Paul Lukas of UniWatch figured out that MLB is putting all teams in uniforms with camouflage design highlights on Memorial Day. He figured it out because the team store for each team has the jerseys on sale, with the note “as worn on-field, Memorial Day, May 27, 2013.”
I’m informed by an MLB source that the league “isn’t making a dime” on these jerseys. And that proceeds are going to the Welcome Back Veterans charity. Which is admirable.
But even with proceeds going to charity, there are some who believe that the idea of having players in camo on Memorial Day is a misguided one. Lukas feels that way. As does Dave Brown from Big League Stew. You should go read their pieces in full for their position, but the upshot is that Memorial Day is not a day to honor the military as a whole. It’s to honor those who died while serving. Brown:
It’s just disturbing how many people don’t know what Memorial Day is for, and that they’ll just mindlessly go along with anything that sounds remotely patriotic. Memorial Day has become a synonym for anything at all to do with ” ‘Merica,” and it’s a disgrace.
While Major League Baseball is not choosing to do one thing over another – I’m told that in addition to the jerseyes the league will do more appropriate Memorial Day things such as honoring a moment of silence for fallen veterans — Brown’s argument resonantes pretty strongly with me. We as a country are suffering from no shortage of patriotism and open embrace of our armed forces these days. It would be nice if we spent a little more time reflecting on the implications of war and, at least on Memorial Day, spending a little less time reveling in the broader trappings of the armed forces and patriotism.
But hey: free beach towel.
Nationals’ outfielder Adam Eaton was carried off the field after stumbling over first base on Friday night. In the ninth inning of the Nationals’ 7-5 loss to the Mets, Eaton appeared to catch his ankle on the bag as he ran out an infield single, suffering a leg injury on the fall.
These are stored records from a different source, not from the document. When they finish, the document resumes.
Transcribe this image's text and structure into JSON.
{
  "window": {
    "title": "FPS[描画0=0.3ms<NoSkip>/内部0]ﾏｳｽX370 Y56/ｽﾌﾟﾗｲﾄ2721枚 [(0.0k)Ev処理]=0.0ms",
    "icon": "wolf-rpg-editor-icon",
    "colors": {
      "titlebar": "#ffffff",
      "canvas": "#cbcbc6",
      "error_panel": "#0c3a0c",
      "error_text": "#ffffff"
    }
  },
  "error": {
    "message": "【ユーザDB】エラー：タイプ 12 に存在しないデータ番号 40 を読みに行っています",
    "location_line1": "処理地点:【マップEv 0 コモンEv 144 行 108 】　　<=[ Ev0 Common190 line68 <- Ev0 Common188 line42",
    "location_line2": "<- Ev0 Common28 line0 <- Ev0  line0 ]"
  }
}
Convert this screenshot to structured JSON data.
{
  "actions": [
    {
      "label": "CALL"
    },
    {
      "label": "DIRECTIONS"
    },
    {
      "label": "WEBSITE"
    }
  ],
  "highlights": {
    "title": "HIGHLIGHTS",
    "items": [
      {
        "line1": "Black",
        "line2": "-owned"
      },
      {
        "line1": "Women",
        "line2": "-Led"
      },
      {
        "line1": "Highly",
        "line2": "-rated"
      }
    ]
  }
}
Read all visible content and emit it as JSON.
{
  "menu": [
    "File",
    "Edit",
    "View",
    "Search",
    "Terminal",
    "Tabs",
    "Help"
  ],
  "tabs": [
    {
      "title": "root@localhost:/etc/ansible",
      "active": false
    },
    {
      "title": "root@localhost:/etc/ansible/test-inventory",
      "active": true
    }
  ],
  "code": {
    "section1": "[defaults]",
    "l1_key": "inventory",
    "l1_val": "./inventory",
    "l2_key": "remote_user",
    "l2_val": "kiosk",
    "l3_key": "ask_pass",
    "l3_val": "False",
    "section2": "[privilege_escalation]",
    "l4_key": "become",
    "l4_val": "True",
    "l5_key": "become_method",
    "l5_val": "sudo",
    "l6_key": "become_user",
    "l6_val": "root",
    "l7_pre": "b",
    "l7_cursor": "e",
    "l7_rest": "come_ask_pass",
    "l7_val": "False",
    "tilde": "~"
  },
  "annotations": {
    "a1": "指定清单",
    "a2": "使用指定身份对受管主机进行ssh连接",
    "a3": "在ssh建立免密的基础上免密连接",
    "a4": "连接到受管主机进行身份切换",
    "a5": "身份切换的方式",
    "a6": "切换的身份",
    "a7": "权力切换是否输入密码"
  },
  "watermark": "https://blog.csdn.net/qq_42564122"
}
He was unable to put pressure on his left leg after the play and required assistance by two of the Nationals’ athletic trainers as he exited the field.
Eaton is scheduled to undergo an MRI on Saturday, but Nationals’ manager Dusty Baker told reporters that it “doesn’t look too good.” It’s the first significant leg injury the outfielder has sustained since 2014, when he went on the 15-day disabled list with a hamstring strain. He’ll likely be replaced by Michael Taylor in center field for the next couple of games, though that could be a temporary fix as the Nationals seek a better solution during Eaton’s recovery process.
It’s been just over a week since Giants’ left-hander Madison Bumgarner got a serious scare after a nasty dirt bike accident. He escaped with bruised ribs and a Grade 2 strain of his left shoulder AC joint, but there was some speculation that the injuries would cause a significant, if not permanent, setback in the southpaw’s career. Thankfully, things aren’t looking quite so bleak today. Not only will Bumgarner not require surgery, but he could return as soon as the week following the All-Star break, the Giants said Friday.
Of course, that timeline is wholly dependent on how smoothly the recovery process goes, so nothing is set in stone yet. NBC Sports Bay Area’s Alex Pavlovic estimates 2-3 months of rest and rehab, including “two months before he can get back on the mound and then another three to four weeks of throwing and rehab starts before he’s big league-ready.” It’s a long and laborious schedule, but still looks much better than any surgical alternative.
Prior to the accident, Bumgarner was working on a solid start to the 2017 season. He maintained a 3.00 ERA, 1.3 BB/9 and 9.3 SO/9 through 27 innings with the club, though his average 1.75 runs of support per start fed into an 0-3 record.